In the society pages of the June 26, 1954, edition of The Carolina Times, a prominent Black newspaper in North Carolina that ran from 1919 to 2020, Talley’s world is revealed. Just a few weeks after the Brown v. Board of Education opinion was decided by the Supreme Court, the issue shows that “life behind the veil” of the color line, as W. E. B. Du Bois described it, was robust. Ann Bibby, one of Talley’s dearest friends, was performing in a child operetta of Hansel and Gretel. Roland Hayes Jr. was reported to be visiting his grandparents. A smiling child is announced the winner of a baby contest. And one of Talley’s relatives, Gwendolyn Genette Talley, is reported to have married. The article notes that she wore “a gown of white lace and net over taffeta, featuring a fitted bodice, high-lighted with a scolloped neckline, puffed sleeves with matching lace gloves. Her shoulder length veil of bridal illusion was attached to a crown of lace trimmed with seed pearls.
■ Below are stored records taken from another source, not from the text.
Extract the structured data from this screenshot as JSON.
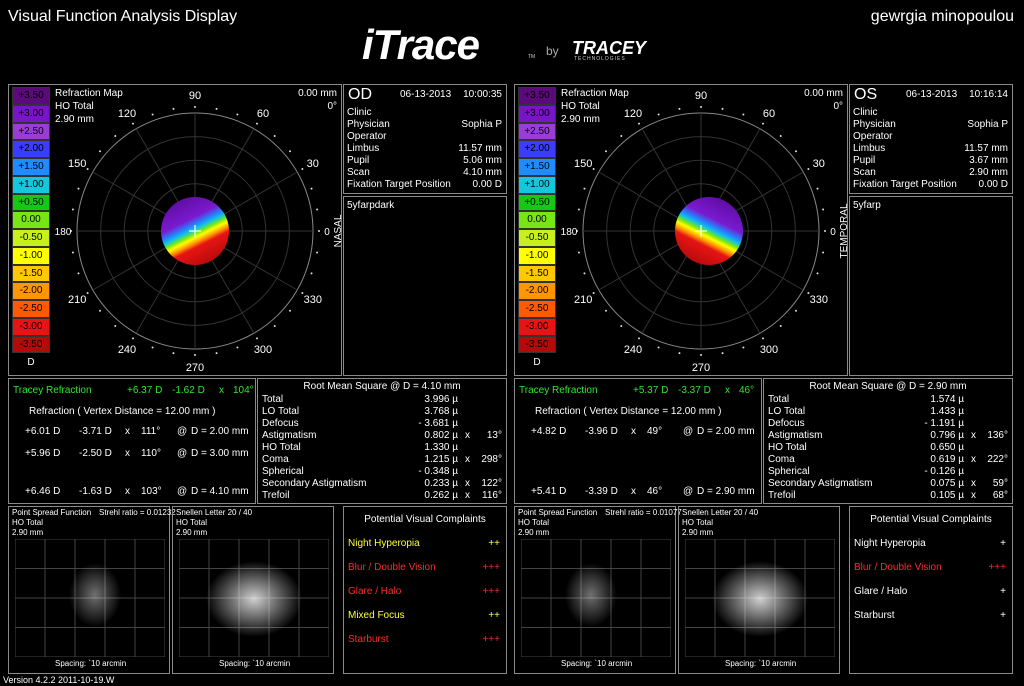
{
  "header": {
    "title": "Visual Function Analysis Display",
    "user": "gewrgia minopoulou",
    "logo_main": "iTrace",
    "logo_tm": "TM",
    "logo_by": "by",
    "logo_brand": "TRACEY",
    "logo_sub": "TECHNOLOGIES"
  },
  "legend": {
    "values": [
      "+3.50",
      "+3.00",
      "+2.50",
      "+2.00",
      "+1.50",
      "+1.00",
      "+0.50",
      "0.00",
      "-0.50",
      "-1.00",
      "-1.50",
      "-2.00",
      "-2.50",
      "-3.00",
      "-3.50"
    ],
    "colors": [
      "#5a0a7a",
      "#7a14c8",
      "#9a3cd8",
      "#3c3cff",
      "#1e8cff",
      "#14c8dc",
      "#14c814",
      "#78e614",
      "#c8f01e",
      "#ffff00",
      "#ffc800",
      "#ff9600",
      "#ff5a00",
      "#e61414",
      "#b40a0a"
    ],
    "unit": "D"
  },
  "eyes": [
    {
      "map": {
        "title": "Refraction Map",
        "sub": "HO Total",
        "size": "2.90 mm",
        "mm": "0.00 mm",
        "deg": "0°",
        "side_left": "TEMPORAL",
        "side_right": "NASAL",
        "axis_left": "180",
        "axis_right": "0",
        "angles": [
          "90",
          "60",
          "30",
          "330",
          "300",
          "270",
          "240",
          "210",
          "150",
          "120"
        ]
      },
      "info": {
        "eye": "OD",
        "date": "06-13-2013",
        "time": "10:00:35",
        "rows": [
          {
            "k": "Clinic",
            "v": ""
          },
          {
            "k": "Physician",
            "v": "Sophia P"
          },
          {
            "k": "Operator",
            "v": ""
          },
          {
            "k": "Limbus",
            "v": "11.57 mm"
          },
          {
            "k": "Pupil",
            "v": "5.06 mm"
          },
          {
            "k": "Scan",
            "v": "4.10 mm"
          },
          {
            "k": "Fixation Target Position",
            "v": "0.00 D"
          }
        ],
        "note": "5yfarpdark"
      },
      "refraction": {
        "tracey_label": "Tracey Refraction",
        "tracey_sph": "+6.37 D",
        "tracey_cyl": "-1.62 D",
        "tracey_x": "x",
        "tracey_axis": "104°",
        "title": "Refraction   ( Vertex Distance = 12.00 mm )",
        "rows": [
          {
            "sph": "+6.01 D",
            "cyl": "-3.71 D",
            "x": "x",
            "axis": "111°",
            "at": "@",
            "d": "D = 2.00 mm"
          },
          {
            "sph": "+5.96 D",
            "cyl": "-2.50 D",
            "x": "x",
            "axis": "110°",
            "at": "@",
            "d": "D = 3.00 mm"
          },
          {
            "sph": "+6.46 D",
            "cyl": "-1.63 D",
            "x": "x",
            "axis": "103°",
            "at": "@",
            "d": "D = 4.10 mm"
          }
        ]
      },
      "rms": {
        "title": "Root Mean Square @ D = 4.10 mm",
        "rows": [
          {
            "k": "Total",
            "v": "3.996 µ",
            "x": "",
            "a": ""
          },
          {
            "k": "LO Total",
            "v": "3.768 µ",
            "x": "",
            "a": ""
          },
          {
            "k": "Defocus",
            "v": "- 3.681 µ",
            "x": "",
            "a": ""
          },
          {
            "k": "Astigmatism",
            "v": "0.802 µ",
            "x": "x",
            "a": "13°"
          },
          {
            "k": "HO Total",
            "v": "1.330 µ",
            "x": "",
            "a": ""
          },
          {
            "k": "Coma",
            "v": "1.215 µ",
            "x": "x",
            "a": "298°"
          },
          {
            "k": "Spherical",
            "v": "- 0.348 µ",
            "x": "",
            "a": ""
          },
          {
            "k": "Secondary Astigmatism",
            "v": "0.233 µ",
            "x": "x",
            "a": "122°"
          },
          {
            "k": "Trefoil",
            "v": "0.262 µ",
            "x": "x",
            "a": "116°"
          }
        ]
      },
      "psf": {
        "title": "Point Spread Function",
        "strehl": "Strehl ratio = 0.01232",
        "sub": "HO Total",
        "size": "2.90 mm",
        "spacing": "Spacing: `10 arcmin"
      },
      "snellen": {
        "title": "Snellen Letter 20 / 40",
        "sub": "HO Total",
        "size": "2.90 mm",
        "spacing": "Spacing: `10 arcmin"
      },
      "complaints": {
        "title": "Potential Visual Complaints",
        "items": [
          {
            "label": "Night Hyperopia",
            "level": "++",
            "color": "#ffff33"
          },
          {
            "label": "Blur / Double Vision",
            "level": "+++",
            "color": "#ff2a2a"
          },
          {
            "label": "Glare / Halo",
            "level": "+++",
            "color": "#ff2a2a"
          },
          {
            "label": "Mixed Focus",
            "level": "++",
            "color": "#ffff33"
          },
          {
            "label": "Starburst",
            "level": "+++",
            "color": "#ff2a2a"
          }
        ]
      }
    },
    {
      "map": {
        "title": "Refraction Map",
        "sub": "HO Total",
        "size": "2.90 mm",
        "mm": "0.00 mm",
        "deg": "0°",
        "side_left": "NASAL",
        "side_right": "TEMPORAL",
        "axis_left": "180",
        "axis_right": "0",
        "angles": [
          "90",
          "60",
          "30",
          "330",
          "300",
          "270",
          "240",
          "210",
          "150",
          "120"
        ]
      },
      "info": {
        "eye": "OS",
        "date": "06-13-2013",
        "time": "10:16:14",
        "rows": [
          {
            "k": "Clinic",
            "v": ""
          },
          {
            "k": "Physician",
            "v": "Sophia P"
          },
          {
            "k": "Operator",
            "v": ""
          },
          {
            "k": "Limbus",
            "v": "11.57 mm"
          },
          {
            "k": "Pupil",
            "v": "3.67 mm"
          },
          {
            "k": "Scan",
            "v": "2.90 mm"
          },
          {
            "k": "Fixation Target Position",
            "v": "0.00 D"
          }
        ],
        "note": "5yfarp"
      },
      "refraction": {
        "tracey_label": "Tracey Refraction",
        "tracey_sph": "+5.37 D",
        "tracey_cyl": "-3.37 D",
        "tracey_x": "x",
        "tracey_axis": "46°",
        "title": "Refraction   ( Vertex Distance = 12.00 mm )",
        "rows": [
          {
            "sph": "+4.82 D",
            "cyl": "-3.96 D",
            "x": "x",
            "axis": "49°",
            "at": "@",
            "d": "D = 2.00 mm"
          },
          {
            "sph": "+5.41 D",
            "cyl": "-3.39 D",
            "x": "x",
            "axis": "46°",
            "at": "@",
            "d": "D = 2.90 mm"
          }
        ]
      },
      "rms": {
        "title": "Root Mean Square @ D = 2.90 mm",
        "rows": [
          {
            "k": "Total",
            "v": "1.574 µ",
            "x": "",
            "a": ""
          },
          {
            "k": "LO Total",
            "v": "1.433 µ",
            "x": "",
            "a": ""
          },
          {
            "k": "Defocus",
            "v": "- 1.191 µ",
            "x": "",
            "a": ""
          },
          {
            "k": "Astigmatism",
            "v": "0.796 µ",
            "x": "x",
            "a": "136°"
          },
          {
            "k": "HO Total",
            "v": "0.650 µ",
            "x": "",
            "a": ""
          },
          {
            "k": "Coma",
            "v": "0.619 µ",
            "x": "x",
            "a": "222°"
          },
          {
            "k": "Spherical",
            "v": "- 0.126 µ",
            "x": "",
            "a": ""
          },
          {
            "k": "Secondary Astigmatism",
            "v": "0.075 µ",
            "x": "x",
            "a": "59°"
          },
          {
            "k": "Trefoil",
            "v": "0.105 µ",
            "x": "x",
            "a": "68°"
          }
        ]
      },
      "psf": {
        "title": "Point Spread Function",
        "strehl": "Strehl ratio = 0.01077",
        "sub": "HO Total",
        "size": "2.90 mm",
        "spacing": "Spacing: `10 arcmin"
      },
      "snellen": {
        "title": "Snellen Letter 20 / 40",
        "sub": "HO Total",
        "size": "2.90 mm",
        "spacing": "Spacing: `10 arcmin"
      },
      "complaints": {
        "title": "Potential Visual Complaints",
        "items": [
          {
            "label": "Night Hyperopia",
            "level": "+",
            "color": "#ffffff"
          },
          {
            "label": "Blur / Double Vision",
            "level": "+++",
            "color": "#ff2a2a"
          },
          {
            "label": "Glare / Halo",
            "level": "+",
            "color": "#ffffff"
          },
          {
            "label": "Starburst",
            "level": "+",
            "color": "#ffffff"
          }
        ]
      }
    }
  ],
  "footer": {
    "version": "Version 4.2.2 2011-10-19.W"
  }
}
She carried a white prayer book topped with a white orchid with satin streamers, stephanotis and lily of the valley.” When you think of the violence of lynching, sharecropping and Jim Crow, remember that Black people tended to themselves with this kind of beauty in its shadow.

The second meaningful encounter I had last week was with video footage of Eartha Kitt’s 1982 documentary, All By Myself. In it, she returned to her hometown of “North” South Carolina, in Orangeburg County, once known for producing short-staple cotton. As with Talley, she was often depicted as singular and therefore isolated. But when she talks with a man named Mr. Harley, we remember that she came from somewhere. He said to her, “Chile, I know you before you know yourself.” It resonated with me. Part of the culture from which I hail, the same as Kitt and Talley, is that people keep track of you. They note your personality and disposition from an early age, even if they are not family members. They remember these things because you are part of the fabric of the place. And even if you have departed, you are still considered.
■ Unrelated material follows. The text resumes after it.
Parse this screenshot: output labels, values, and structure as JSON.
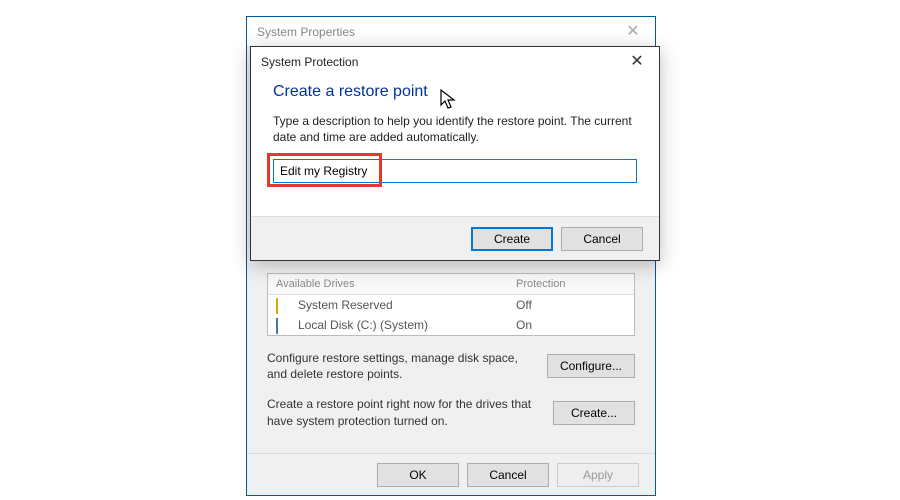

I think of how this way of being was cultivated. Black Southerners have been traveling since the beginning of being a people, here, so often against their will in slavery, or as fugitives in escape. And then, after emancipation, they often traveled under duress, looking for work or a little less American racist violence. Departure and loss were part of being excluded from citizenship and mainstream civic life. So to hold onto people, to consider them always, whether they were here or there, was a way of sustaining connection. It still is.

As I get dressed up to do book talks, when I smile and nod and say “thank you” repeatedly, I am standing in the tradition into which I was cultivated: “good home training.” And when I say “I’m going home” as I travel south in the coming weeks, I mean I am traveling to a place where I have always been considered. My work considers it in return. This home fits no easy description, and it deserves much more than myth or stereotype. It deserves love. God willing, I’ve offered it enough.

This article has been edited to clarify that Roland Hayes Jr. is not the son of the tenor Roland Hayes.